Without the jamming of their transcomp, the lightbanders bring in their reinforcements and eke out a victory. However, the margin of victory to so minute and of such world-changing significance a new darkbander world is created in which the darkbanders prevail. The children find Tom and Agatha. Tom is wounded superficially. They return to their Earth realizing that the darkbanders will have to be fought again and again.
Zelazny has been lauded as a prose poet, a writer who uses poetic elements such as form, image, structure, alliteration, internal rhyme and metaphor. James’ transformation into a werewolf for the first time is a good example of this style:
Running at a steady lope, the night alive with sounds and scents. Down hillside, along stream's dark bank. Pausing to drink the cold black water. All shapes are gray. The earth is signed with the smell of smaller game. I take a trail, follow for a time, lose it, try another. Moving quickly now, shadow amid shadows. Slipping ghostlike through brush and bramble. My senses extend me beyond my skull. I am become a piece of the night.
It is hunger, the rush of events, the heat of the hunt. Ahead, I hear movements. It knows I am coming. It flees. I taste the darkness, I hear the song the moon sings. . . .
There is no time, and as for space, it seems I move with such ease that the world rushes to meet me. I am suspended in the dark dream of the hunt, where reason sleeps as the scroll of sensation unwinds. I am dog-shaped death within the wood of the world, thing of fang and hunger. Beneath sky's eyes beast to feast blooding moon-turned hours . . .

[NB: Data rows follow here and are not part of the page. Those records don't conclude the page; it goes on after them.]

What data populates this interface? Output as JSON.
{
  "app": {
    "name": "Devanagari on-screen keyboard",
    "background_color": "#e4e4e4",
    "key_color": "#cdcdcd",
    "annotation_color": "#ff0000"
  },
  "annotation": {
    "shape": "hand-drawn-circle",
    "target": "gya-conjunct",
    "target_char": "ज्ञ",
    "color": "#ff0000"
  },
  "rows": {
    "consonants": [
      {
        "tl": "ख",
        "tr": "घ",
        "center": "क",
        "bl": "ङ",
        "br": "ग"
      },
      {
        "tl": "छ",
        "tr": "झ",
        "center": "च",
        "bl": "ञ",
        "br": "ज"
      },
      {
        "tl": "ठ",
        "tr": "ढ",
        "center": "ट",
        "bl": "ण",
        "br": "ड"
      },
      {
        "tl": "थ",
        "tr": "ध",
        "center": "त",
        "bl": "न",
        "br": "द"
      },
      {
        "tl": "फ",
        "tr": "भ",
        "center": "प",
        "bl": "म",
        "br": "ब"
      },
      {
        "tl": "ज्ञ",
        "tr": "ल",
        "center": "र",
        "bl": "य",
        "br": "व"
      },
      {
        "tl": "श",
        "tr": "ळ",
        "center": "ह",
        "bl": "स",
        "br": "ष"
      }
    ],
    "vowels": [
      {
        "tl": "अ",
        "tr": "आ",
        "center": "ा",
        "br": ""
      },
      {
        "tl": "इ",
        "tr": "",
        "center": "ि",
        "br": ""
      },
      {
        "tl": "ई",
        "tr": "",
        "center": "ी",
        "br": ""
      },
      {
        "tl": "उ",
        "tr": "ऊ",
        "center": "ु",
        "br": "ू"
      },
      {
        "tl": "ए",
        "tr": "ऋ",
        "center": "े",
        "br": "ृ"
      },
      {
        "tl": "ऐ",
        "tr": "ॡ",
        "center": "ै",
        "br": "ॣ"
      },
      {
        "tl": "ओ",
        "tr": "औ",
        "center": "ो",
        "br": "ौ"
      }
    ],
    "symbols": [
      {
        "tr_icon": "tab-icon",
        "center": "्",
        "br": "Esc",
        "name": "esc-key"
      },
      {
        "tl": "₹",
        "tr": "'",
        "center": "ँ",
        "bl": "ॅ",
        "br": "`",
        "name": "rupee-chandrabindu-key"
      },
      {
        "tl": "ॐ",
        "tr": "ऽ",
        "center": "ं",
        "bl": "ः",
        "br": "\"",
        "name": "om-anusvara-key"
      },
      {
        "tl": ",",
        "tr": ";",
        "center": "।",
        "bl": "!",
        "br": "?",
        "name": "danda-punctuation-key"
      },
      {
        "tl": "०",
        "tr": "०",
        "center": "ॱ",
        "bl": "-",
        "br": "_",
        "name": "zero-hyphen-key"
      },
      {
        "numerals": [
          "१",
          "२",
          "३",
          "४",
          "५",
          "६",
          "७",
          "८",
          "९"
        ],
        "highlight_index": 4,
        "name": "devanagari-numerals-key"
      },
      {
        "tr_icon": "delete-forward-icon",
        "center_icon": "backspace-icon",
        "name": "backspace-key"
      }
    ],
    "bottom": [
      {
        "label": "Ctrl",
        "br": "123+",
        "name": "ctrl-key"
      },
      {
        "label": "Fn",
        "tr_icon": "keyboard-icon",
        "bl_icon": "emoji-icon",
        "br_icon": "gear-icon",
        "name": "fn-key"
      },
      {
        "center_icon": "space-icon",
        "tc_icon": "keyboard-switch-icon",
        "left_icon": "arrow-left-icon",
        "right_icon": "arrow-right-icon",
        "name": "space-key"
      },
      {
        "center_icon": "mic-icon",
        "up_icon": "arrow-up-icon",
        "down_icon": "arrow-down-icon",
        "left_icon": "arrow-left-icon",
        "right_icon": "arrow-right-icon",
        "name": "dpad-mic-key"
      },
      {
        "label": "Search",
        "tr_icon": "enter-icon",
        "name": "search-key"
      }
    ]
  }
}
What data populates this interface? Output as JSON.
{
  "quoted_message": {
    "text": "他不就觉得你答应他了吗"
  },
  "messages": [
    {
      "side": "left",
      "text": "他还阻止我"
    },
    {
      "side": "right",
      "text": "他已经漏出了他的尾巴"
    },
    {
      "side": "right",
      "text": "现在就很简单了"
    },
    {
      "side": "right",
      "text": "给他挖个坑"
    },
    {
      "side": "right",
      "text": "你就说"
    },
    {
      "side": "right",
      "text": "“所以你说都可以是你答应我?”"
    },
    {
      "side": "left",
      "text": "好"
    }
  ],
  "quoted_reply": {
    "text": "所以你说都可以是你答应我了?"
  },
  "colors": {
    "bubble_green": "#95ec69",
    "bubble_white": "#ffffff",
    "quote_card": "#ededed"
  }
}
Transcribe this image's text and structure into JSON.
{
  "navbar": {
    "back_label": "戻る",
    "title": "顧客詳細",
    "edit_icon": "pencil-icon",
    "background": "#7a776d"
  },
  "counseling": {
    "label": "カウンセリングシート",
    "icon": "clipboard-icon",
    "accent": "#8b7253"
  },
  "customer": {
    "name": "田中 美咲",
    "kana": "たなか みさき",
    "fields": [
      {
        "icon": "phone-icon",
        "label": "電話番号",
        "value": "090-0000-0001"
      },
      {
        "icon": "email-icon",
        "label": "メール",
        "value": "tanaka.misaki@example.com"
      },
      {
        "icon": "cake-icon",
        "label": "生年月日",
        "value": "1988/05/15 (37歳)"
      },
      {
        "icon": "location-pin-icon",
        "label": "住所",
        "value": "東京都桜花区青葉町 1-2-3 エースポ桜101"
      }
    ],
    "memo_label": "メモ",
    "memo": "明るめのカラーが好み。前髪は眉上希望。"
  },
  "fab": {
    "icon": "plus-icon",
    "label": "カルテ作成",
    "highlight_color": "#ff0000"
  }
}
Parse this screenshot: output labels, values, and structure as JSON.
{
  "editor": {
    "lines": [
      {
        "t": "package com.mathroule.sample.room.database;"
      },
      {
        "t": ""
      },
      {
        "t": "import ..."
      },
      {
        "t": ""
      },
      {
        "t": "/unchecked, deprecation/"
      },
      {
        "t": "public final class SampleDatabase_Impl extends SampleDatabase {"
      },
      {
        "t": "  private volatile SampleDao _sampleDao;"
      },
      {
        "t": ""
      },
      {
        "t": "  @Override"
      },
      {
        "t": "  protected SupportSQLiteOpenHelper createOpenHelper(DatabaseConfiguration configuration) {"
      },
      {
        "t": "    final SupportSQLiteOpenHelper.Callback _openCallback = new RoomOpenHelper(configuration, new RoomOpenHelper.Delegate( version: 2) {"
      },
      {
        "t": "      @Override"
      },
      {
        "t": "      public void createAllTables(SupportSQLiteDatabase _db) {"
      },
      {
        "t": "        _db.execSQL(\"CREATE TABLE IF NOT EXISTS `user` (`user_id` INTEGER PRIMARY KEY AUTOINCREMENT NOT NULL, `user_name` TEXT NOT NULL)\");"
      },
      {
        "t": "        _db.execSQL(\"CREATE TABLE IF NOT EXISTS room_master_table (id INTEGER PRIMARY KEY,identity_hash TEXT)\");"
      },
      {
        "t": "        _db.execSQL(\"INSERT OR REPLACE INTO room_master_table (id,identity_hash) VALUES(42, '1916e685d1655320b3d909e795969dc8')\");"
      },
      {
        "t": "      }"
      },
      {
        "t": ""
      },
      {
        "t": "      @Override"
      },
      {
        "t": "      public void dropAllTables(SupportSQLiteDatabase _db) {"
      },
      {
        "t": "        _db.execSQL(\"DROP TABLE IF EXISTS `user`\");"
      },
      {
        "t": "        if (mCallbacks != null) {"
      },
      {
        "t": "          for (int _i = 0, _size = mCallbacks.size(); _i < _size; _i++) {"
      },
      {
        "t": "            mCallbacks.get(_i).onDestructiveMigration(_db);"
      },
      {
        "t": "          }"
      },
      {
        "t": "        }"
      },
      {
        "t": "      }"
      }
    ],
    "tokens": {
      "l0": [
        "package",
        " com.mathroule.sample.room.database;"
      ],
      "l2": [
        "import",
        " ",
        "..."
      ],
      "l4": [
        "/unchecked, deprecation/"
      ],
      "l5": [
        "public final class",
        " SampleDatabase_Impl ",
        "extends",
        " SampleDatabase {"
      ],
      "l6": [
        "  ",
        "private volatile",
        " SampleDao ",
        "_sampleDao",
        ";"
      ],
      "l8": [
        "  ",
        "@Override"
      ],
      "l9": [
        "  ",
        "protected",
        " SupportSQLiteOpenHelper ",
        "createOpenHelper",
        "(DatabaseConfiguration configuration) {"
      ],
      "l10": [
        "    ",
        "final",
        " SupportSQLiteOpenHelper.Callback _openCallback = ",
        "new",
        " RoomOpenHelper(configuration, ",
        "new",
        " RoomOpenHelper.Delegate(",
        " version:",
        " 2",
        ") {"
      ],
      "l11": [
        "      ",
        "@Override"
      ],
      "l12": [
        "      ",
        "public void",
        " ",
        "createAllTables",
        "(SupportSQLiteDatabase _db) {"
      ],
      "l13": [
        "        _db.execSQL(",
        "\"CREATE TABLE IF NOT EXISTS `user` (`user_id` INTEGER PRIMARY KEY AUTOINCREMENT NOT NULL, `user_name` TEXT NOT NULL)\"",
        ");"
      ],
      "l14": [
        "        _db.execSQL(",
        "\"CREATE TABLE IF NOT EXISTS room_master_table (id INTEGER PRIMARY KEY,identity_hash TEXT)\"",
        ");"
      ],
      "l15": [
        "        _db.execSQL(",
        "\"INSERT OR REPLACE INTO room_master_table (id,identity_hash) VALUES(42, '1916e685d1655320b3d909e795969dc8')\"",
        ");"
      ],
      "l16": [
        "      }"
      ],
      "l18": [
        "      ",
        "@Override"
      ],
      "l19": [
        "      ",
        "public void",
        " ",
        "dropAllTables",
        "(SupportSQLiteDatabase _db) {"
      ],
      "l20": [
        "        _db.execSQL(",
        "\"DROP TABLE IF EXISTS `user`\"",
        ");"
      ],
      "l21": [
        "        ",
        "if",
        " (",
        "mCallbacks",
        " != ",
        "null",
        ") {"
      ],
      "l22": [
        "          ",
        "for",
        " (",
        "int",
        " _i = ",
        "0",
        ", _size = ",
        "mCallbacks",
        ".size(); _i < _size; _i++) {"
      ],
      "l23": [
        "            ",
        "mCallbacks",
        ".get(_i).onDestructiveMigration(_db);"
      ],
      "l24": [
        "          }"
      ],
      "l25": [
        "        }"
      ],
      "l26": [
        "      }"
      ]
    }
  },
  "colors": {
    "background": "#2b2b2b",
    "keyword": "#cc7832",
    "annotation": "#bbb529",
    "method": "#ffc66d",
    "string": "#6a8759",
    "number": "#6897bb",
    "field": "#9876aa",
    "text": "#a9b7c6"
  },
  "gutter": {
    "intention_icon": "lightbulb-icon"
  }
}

I was lost within the bitter dream of predator and prey, time without time, as night washed me and carried me far away.
More than most writers, Zelazny persists in reworking a persona composed of a single literary vision. This vision is the unraveling of a complex personality with special abilities, intelligent, cultured, experienced in many areas, but who is fallible, needing emotional [maturity, and who candidly reflects upon the losses in his life. This complex persona cuts across all of Zelazny’s writings. . . .
Jane Lindskold takes a different view and gives James Wiley as an example of an ordinary person “who is forced into action by extraordinary circumstances.” It is difficult to call a werewolf ordinary, but he does not fit the heroic protagonist, and his boyish nature is emphasized throughout the story. Like any boy with siblings, James struggles with the idea that his younger sister and Barry share secrets with adults, deeming him too immature to share these secrets. A hero would not have such limitations, as James does: “It seems that I am destined always to be surrounded by secrets—and not to be in on most of them.” He later complains indignantly to Becky:
”Everybody knows stuff I don’t!”. . .”Even you! And you’re a lot younger! How come Dad told you all this stuff when he didn’t tell me?”
Despite being a werewolf, James is in other respects a 14-year-old boy.
Roger Joseph Zelazny (May 13, 1937 – June 14, 1995) was an American poet and writer of fantasy and science fiction short stories and novels, best known for The Chronicles of Amber. He won the Nebula award three times (out of 14 nominations) and the Hugo award six times (also out of 14 nominations), including two Hugos for novels: the serialized novel ...And Call Me Conrad (1965), subsequently published under the title This Immortal (1966) and then the novel Lord of Light (1967).Roger Zelazny bibliography
This is a partial bibliography of American science fiction and fantasy author Roger Zelazny (missing several individual short stories published in collections).